• PROBLEM REQUIREMENTS: What is the number of lines in the entries that contain the word "Please"? Answer with that figure alone.

[Dataset rows describing interfaces]
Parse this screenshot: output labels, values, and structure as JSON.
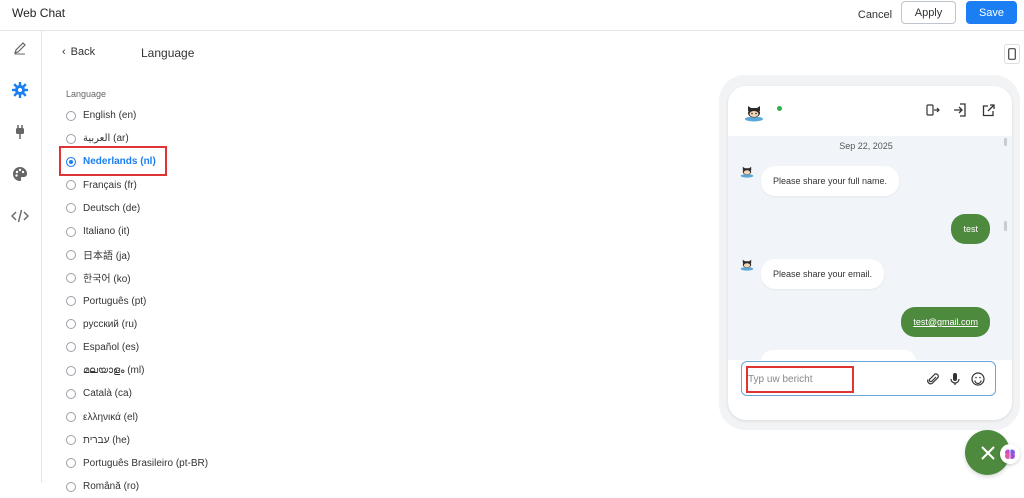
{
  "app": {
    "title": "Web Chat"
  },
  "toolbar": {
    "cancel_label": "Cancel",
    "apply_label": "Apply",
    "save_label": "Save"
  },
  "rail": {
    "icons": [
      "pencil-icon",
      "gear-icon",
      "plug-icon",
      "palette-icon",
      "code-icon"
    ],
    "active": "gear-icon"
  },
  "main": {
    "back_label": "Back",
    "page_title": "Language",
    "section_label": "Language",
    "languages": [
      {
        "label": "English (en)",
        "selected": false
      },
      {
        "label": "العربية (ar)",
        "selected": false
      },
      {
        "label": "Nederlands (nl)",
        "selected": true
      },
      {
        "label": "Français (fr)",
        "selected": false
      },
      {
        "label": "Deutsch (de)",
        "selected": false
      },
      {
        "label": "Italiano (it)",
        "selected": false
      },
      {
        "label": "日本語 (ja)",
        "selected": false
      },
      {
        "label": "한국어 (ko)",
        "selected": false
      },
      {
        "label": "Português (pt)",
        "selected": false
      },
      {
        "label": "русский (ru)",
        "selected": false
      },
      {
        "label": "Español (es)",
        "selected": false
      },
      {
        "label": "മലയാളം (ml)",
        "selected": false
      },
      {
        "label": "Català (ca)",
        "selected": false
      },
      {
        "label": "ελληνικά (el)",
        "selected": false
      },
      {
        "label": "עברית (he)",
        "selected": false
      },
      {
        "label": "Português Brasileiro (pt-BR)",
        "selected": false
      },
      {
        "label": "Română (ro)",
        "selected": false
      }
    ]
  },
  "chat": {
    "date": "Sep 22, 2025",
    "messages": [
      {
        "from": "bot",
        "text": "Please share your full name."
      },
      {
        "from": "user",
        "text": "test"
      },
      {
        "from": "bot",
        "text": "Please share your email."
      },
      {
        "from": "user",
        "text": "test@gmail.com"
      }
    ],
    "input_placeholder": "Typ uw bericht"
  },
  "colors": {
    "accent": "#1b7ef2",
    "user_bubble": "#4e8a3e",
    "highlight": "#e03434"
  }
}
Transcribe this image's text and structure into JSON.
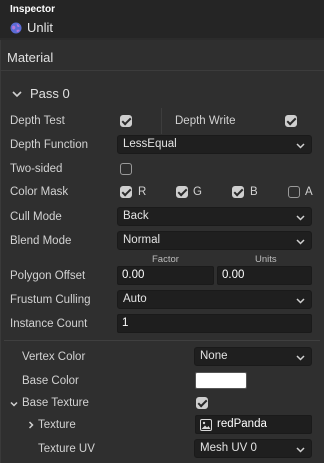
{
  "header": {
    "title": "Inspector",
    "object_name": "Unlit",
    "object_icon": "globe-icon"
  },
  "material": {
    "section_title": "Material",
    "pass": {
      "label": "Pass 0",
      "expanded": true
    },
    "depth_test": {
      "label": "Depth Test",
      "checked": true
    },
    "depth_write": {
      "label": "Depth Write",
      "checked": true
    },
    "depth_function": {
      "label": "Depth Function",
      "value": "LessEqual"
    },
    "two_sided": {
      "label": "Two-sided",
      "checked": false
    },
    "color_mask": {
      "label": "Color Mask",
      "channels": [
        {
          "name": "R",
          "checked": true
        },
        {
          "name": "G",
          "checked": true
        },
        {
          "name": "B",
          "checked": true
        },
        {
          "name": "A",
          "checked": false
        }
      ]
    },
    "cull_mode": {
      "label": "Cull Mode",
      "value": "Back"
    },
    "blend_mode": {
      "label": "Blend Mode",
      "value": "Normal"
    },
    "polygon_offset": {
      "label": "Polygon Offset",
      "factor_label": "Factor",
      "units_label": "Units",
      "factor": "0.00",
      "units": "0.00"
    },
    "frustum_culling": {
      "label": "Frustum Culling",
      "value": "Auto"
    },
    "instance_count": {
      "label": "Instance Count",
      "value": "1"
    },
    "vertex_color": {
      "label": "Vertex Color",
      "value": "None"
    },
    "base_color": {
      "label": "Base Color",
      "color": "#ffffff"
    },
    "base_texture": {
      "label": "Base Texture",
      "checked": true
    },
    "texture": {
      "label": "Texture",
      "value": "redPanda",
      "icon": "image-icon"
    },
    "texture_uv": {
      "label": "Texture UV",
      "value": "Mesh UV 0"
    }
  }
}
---
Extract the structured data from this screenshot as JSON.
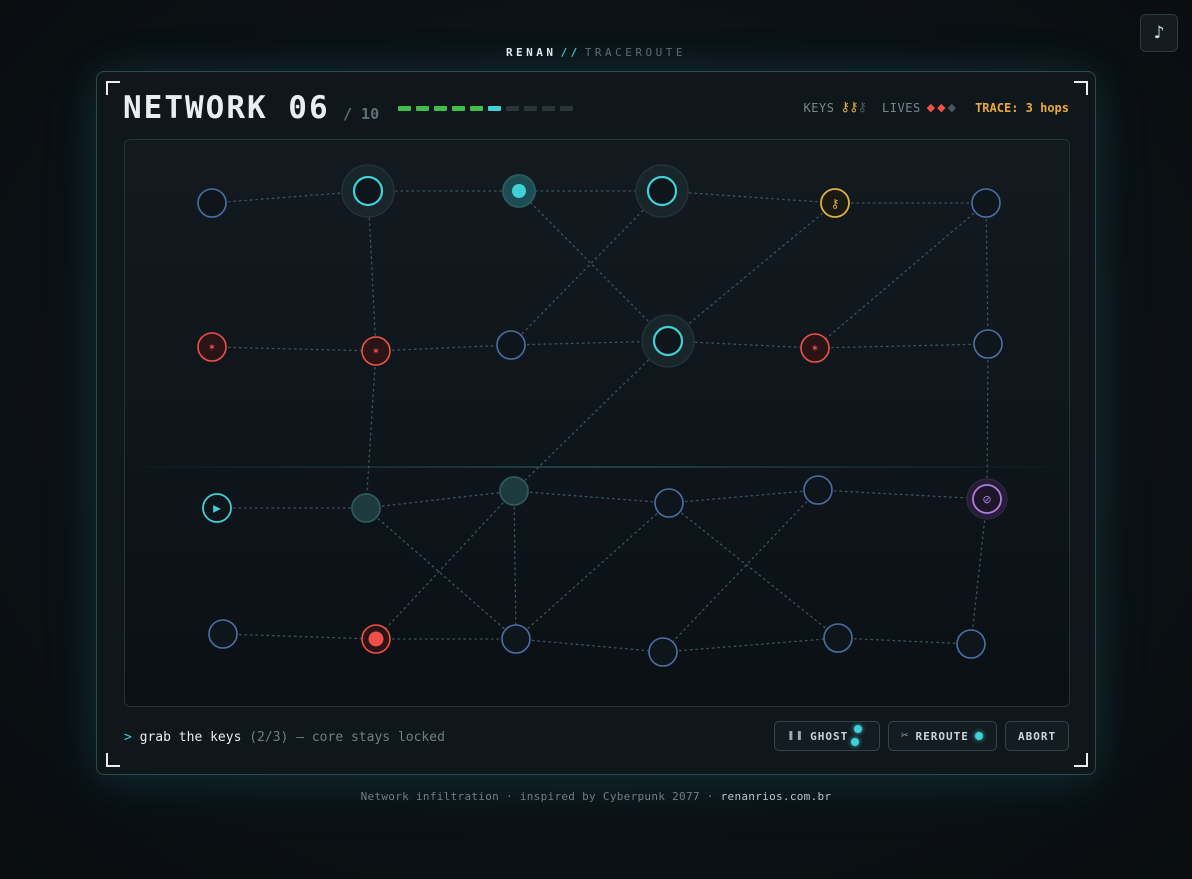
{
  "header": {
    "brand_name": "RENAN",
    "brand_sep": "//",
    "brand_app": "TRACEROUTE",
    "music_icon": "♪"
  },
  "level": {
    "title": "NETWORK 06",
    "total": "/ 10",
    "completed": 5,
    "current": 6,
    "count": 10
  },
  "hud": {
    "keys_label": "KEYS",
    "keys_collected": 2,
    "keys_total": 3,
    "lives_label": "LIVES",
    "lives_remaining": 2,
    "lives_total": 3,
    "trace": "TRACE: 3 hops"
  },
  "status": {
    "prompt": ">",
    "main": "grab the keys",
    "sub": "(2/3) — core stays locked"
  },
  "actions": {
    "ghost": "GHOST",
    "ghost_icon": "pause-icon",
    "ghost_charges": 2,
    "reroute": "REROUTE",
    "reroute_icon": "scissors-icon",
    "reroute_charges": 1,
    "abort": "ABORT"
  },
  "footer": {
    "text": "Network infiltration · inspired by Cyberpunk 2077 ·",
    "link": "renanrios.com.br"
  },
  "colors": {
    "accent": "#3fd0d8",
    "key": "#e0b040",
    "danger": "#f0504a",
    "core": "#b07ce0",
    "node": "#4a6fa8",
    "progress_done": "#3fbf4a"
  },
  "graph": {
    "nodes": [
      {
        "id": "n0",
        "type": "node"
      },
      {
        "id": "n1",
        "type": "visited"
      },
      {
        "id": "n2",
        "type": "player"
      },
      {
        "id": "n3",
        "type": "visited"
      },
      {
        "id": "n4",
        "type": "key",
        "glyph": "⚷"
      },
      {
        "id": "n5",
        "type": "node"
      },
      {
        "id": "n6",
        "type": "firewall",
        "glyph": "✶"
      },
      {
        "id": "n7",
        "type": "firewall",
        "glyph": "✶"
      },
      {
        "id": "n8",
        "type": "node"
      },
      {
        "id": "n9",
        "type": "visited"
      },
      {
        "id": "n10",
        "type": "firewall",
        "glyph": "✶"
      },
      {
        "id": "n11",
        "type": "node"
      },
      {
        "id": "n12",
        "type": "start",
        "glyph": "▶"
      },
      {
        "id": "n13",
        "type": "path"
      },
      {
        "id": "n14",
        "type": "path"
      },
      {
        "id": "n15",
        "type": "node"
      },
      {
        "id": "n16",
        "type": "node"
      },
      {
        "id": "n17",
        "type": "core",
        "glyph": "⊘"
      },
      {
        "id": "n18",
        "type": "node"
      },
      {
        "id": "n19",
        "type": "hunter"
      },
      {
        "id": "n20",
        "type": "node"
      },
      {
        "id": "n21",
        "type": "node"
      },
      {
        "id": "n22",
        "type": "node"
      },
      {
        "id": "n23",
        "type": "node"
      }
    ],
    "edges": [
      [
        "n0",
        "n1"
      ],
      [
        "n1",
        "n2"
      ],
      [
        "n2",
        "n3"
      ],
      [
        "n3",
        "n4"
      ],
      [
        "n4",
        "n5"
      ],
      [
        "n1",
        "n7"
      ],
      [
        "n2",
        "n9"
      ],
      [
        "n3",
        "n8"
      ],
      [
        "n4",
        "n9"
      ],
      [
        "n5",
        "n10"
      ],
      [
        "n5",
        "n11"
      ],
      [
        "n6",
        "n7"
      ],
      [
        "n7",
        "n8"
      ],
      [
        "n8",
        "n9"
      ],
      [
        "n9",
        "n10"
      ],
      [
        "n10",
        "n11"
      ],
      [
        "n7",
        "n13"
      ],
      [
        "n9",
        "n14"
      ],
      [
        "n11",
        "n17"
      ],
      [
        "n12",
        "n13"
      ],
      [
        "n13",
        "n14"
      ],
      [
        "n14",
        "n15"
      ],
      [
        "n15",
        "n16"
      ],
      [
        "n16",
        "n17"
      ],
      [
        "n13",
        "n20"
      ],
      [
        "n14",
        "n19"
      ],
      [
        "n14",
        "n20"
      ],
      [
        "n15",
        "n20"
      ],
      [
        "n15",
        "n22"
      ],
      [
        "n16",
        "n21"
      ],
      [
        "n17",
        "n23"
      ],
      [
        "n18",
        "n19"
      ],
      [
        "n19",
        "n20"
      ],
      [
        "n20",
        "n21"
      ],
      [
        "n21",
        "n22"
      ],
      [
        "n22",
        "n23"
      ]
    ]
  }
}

• YOUR SOLUTION: 2